_Work instructions_.
Check each line of the material for the string "JSON", then give only how many lines have it.

_Records for the exercise_.
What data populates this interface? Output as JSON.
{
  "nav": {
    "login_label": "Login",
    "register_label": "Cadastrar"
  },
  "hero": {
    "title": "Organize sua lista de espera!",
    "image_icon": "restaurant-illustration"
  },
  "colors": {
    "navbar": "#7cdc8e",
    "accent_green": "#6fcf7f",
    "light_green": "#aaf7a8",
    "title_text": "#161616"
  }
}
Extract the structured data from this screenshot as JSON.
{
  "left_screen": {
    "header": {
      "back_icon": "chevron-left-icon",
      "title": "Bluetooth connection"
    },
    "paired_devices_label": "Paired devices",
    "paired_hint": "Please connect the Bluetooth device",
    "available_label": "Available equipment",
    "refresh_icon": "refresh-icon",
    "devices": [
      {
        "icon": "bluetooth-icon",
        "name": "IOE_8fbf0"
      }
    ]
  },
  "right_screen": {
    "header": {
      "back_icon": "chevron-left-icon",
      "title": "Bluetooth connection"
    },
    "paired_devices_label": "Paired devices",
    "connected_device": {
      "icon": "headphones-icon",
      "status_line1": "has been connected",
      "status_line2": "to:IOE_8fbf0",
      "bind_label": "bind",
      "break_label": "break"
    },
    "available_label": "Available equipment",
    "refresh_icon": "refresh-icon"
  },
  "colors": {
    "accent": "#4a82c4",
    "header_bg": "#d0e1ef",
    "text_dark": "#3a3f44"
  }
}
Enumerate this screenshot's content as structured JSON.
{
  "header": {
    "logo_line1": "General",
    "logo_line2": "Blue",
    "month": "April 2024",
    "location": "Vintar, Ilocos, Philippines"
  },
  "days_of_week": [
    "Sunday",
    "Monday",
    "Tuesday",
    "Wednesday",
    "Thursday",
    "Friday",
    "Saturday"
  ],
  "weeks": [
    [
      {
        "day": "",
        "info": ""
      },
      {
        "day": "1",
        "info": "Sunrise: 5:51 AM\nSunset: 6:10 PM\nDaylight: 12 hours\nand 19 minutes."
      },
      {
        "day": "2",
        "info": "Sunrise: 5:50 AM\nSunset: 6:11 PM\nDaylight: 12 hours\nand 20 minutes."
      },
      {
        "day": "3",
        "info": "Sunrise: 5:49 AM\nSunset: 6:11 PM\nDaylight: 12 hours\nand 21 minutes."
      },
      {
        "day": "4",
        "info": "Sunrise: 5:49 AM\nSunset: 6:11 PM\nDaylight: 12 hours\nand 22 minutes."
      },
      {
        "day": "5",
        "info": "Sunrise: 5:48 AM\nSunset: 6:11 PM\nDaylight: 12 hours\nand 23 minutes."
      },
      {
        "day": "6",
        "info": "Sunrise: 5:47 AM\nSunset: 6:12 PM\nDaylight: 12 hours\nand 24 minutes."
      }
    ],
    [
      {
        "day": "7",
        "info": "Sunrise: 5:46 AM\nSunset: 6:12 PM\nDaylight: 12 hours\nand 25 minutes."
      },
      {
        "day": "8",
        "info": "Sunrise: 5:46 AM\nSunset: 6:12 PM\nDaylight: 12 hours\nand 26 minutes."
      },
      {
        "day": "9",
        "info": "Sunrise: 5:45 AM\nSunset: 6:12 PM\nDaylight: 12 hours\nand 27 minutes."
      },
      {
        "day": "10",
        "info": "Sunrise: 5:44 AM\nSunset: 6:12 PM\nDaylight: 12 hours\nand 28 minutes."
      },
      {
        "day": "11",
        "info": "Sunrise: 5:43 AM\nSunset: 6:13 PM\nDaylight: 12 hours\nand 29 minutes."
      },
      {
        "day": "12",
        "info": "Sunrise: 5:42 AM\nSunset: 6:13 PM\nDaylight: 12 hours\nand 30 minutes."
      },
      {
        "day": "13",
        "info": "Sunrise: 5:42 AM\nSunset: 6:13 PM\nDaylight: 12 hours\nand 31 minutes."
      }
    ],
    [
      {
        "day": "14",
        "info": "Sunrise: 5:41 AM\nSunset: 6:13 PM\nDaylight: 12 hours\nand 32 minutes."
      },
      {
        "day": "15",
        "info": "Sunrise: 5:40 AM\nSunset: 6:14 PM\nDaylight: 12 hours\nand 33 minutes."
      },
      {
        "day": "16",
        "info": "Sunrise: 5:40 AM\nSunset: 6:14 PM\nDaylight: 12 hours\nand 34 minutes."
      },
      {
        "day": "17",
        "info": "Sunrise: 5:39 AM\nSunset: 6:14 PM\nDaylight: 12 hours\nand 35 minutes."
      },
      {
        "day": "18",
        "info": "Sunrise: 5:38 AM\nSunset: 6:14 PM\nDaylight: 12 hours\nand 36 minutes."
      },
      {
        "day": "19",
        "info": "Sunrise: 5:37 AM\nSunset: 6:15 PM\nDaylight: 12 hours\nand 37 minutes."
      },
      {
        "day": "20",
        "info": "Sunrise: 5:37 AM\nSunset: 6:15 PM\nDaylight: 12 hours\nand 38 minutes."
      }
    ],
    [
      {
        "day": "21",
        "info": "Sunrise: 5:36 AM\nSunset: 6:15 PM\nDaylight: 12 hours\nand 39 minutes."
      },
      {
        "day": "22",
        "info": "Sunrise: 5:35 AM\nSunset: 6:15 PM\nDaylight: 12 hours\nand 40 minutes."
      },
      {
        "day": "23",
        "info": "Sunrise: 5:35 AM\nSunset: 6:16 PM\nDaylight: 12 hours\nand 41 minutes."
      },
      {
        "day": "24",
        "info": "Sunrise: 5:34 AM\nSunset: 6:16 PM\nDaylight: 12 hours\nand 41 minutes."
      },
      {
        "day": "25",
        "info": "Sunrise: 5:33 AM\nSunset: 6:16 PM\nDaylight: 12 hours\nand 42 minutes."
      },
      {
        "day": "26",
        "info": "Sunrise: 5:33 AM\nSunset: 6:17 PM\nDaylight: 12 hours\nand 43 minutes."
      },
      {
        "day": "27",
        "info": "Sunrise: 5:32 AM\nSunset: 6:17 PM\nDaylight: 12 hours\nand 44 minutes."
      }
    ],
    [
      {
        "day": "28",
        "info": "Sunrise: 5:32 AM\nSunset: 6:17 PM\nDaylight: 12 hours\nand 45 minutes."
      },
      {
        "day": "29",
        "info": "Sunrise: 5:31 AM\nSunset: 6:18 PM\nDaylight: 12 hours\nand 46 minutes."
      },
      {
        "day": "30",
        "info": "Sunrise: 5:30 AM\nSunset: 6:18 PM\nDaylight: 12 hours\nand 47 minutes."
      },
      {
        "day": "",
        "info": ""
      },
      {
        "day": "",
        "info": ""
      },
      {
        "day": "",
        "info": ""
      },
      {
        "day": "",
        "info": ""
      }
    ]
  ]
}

_Output for this task_.
3